## PROBLEM TO WORK ON
Please filter the data below down to the lines holding the string "JSON".
══ DATA LISTING
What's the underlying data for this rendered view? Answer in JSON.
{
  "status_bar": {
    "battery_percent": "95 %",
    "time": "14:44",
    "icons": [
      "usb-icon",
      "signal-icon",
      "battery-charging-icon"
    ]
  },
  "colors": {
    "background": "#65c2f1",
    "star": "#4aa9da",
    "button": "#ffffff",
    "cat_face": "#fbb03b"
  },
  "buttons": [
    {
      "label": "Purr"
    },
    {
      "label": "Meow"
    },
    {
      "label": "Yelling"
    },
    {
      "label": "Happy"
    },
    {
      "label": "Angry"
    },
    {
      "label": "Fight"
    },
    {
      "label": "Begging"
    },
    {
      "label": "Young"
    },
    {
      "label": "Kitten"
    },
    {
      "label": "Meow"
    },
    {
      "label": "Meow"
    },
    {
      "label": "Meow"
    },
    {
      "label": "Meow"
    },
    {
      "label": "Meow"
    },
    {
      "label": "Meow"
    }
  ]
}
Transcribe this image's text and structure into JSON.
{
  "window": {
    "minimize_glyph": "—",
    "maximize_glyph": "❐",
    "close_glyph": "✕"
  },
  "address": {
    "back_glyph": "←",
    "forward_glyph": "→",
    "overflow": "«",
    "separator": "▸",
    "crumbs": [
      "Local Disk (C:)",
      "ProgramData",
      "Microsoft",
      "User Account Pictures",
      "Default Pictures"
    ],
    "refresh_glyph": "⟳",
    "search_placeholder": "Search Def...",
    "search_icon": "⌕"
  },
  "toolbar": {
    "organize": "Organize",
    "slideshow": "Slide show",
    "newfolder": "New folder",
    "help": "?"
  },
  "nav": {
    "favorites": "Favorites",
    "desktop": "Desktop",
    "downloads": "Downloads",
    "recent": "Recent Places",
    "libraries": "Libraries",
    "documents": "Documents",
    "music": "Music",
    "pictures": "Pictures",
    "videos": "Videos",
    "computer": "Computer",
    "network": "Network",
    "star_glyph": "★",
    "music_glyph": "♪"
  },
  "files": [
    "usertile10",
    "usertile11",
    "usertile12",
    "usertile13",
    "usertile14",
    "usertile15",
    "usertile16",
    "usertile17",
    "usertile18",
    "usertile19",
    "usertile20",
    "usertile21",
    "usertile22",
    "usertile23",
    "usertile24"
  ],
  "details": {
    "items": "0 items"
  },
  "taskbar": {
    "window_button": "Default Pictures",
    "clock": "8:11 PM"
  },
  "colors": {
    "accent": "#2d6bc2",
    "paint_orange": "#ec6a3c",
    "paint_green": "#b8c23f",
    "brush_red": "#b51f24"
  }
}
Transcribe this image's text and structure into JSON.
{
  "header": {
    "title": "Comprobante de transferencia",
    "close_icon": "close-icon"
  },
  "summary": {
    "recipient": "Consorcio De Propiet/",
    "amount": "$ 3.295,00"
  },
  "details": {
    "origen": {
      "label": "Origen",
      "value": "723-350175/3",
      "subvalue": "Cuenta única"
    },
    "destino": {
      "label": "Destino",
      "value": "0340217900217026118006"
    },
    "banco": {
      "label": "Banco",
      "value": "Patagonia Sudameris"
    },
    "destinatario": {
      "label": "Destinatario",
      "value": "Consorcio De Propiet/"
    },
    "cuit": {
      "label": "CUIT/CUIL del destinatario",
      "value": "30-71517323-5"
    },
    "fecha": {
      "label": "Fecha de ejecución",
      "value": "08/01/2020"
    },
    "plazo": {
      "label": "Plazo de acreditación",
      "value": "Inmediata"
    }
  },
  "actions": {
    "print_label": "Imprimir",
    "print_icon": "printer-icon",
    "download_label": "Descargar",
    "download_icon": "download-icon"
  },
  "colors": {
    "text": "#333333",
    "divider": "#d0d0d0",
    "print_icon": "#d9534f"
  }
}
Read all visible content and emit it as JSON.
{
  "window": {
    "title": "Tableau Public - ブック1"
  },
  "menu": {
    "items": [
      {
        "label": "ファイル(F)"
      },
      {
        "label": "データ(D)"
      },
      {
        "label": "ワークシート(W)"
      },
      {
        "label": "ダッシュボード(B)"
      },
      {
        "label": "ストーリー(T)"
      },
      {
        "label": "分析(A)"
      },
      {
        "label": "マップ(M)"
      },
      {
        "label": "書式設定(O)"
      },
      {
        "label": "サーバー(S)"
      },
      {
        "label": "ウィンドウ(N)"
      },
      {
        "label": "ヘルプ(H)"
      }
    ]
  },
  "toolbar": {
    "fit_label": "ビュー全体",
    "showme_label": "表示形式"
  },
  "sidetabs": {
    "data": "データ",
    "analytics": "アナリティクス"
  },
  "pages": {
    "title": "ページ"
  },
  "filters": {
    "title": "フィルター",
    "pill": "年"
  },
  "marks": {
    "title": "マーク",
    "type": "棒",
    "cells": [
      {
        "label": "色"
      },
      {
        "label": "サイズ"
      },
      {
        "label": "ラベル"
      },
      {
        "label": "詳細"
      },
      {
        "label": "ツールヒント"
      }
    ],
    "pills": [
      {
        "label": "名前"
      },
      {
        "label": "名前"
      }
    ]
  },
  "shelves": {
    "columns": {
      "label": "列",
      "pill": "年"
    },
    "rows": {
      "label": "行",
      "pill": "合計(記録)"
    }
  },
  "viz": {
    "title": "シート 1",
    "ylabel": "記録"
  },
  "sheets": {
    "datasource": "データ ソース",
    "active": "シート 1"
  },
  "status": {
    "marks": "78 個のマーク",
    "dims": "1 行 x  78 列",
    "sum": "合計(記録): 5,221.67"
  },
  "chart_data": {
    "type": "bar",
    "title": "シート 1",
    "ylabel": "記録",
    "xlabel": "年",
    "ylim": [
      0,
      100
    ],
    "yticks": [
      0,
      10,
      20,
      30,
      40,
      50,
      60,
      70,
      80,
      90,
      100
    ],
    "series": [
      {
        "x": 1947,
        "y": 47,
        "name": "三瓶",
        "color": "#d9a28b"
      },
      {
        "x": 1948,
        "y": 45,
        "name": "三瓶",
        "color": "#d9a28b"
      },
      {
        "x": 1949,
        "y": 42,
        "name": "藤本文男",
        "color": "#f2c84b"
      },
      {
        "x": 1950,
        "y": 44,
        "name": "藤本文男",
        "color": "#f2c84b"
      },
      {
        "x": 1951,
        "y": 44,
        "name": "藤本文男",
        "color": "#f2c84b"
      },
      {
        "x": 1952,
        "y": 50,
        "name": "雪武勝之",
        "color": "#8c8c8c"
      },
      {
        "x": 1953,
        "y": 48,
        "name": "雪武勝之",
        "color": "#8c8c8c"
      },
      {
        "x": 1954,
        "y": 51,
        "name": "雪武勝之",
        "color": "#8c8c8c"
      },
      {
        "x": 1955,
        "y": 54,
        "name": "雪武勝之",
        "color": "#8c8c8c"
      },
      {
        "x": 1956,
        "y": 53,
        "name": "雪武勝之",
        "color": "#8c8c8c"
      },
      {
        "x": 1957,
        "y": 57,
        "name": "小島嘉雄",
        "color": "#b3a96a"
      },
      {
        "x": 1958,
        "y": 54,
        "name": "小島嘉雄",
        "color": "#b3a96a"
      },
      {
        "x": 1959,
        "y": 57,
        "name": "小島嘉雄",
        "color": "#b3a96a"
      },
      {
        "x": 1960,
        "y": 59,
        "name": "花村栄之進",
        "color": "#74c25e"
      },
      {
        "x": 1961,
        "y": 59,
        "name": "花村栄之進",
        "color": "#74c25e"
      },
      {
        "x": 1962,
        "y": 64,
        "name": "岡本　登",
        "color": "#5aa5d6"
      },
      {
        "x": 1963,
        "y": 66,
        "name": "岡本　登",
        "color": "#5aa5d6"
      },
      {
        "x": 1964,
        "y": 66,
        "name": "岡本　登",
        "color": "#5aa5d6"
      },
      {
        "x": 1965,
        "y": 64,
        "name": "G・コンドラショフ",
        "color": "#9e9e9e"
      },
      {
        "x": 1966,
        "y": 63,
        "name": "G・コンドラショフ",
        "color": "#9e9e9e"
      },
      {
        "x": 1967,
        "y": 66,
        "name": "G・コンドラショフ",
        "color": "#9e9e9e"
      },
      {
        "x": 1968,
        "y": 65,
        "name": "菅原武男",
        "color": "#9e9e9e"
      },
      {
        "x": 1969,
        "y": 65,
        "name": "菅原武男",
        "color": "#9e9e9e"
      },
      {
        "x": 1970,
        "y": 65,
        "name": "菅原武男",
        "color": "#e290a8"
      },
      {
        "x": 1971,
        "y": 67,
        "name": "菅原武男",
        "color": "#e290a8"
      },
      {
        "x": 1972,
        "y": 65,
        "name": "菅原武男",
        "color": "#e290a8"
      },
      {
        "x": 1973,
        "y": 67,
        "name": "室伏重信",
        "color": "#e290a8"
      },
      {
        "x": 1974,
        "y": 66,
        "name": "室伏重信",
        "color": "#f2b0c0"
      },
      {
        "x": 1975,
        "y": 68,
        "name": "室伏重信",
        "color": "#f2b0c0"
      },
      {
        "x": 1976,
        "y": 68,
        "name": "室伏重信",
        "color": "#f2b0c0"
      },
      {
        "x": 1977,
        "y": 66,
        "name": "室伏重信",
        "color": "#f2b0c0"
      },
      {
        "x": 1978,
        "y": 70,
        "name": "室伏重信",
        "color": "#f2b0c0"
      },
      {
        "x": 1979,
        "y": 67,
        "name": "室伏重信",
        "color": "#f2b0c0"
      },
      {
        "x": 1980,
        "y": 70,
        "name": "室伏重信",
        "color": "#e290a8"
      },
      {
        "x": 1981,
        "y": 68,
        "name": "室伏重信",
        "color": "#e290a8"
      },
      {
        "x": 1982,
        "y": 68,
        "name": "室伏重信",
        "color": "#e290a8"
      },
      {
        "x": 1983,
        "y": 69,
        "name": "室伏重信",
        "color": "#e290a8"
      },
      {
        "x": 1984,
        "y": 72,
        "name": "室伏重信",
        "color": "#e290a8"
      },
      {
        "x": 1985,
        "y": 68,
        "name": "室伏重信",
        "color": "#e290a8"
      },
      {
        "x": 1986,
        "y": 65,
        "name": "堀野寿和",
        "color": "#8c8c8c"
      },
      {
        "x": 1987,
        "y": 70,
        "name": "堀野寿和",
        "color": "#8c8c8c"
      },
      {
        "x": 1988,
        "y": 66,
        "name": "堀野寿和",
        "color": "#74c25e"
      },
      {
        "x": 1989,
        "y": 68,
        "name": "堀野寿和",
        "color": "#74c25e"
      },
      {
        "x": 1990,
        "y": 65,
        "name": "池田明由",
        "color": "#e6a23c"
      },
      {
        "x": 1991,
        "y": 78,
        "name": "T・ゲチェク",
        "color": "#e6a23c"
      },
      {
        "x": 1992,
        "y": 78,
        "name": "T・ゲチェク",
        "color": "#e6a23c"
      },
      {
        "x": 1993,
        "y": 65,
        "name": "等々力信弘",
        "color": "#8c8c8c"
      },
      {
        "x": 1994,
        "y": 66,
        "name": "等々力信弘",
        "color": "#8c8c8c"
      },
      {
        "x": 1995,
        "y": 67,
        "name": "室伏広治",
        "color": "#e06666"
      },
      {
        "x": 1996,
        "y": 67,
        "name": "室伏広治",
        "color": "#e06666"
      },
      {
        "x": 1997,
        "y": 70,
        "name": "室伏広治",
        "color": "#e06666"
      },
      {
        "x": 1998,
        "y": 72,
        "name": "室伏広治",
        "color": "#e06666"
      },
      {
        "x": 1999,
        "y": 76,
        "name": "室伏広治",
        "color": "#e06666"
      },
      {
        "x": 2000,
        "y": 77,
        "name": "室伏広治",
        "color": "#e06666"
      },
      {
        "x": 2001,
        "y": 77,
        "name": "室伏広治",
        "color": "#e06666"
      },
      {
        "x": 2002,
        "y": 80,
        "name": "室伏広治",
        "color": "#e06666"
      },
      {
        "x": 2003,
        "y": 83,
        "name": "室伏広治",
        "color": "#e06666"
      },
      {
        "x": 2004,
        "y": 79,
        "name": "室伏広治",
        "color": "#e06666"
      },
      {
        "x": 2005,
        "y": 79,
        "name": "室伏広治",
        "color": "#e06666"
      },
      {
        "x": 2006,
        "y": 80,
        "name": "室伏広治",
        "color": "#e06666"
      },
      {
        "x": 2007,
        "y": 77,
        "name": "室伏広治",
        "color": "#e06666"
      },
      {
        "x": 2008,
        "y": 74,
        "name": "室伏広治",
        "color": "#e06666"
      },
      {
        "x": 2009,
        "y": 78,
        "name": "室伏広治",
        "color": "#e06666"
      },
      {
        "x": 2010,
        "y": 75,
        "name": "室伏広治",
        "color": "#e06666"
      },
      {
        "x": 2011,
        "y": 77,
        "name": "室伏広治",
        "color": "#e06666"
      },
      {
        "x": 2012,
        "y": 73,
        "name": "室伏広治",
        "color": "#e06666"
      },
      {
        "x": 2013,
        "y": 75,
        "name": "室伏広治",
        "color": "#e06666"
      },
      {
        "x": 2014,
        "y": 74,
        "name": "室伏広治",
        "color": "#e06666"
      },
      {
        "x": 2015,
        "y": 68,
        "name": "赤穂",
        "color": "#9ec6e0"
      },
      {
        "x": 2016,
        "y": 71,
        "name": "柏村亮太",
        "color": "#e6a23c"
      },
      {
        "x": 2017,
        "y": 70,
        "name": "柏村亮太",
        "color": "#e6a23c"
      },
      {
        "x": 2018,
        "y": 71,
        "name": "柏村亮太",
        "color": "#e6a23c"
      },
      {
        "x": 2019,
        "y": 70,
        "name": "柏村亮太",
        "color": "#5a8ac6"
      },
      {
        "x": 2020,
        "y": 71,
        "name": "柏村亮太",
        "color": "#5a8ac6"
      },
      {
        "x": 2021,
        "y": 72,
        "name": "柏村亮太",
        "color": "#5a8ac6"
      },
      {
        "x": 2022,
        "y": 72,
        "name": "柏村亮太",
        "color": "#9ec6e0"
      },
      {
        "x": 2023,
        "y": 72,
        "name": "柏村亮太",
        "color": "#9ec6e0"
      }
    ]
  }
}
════
## EXERCISE ANSWER
What's the underlying data for this rendered view? Answer in JSON.
Transcribe this image's text and structure into JSON.
Transcribe this image's text and structure into JSON.
Read all visible content and emit it as JSON.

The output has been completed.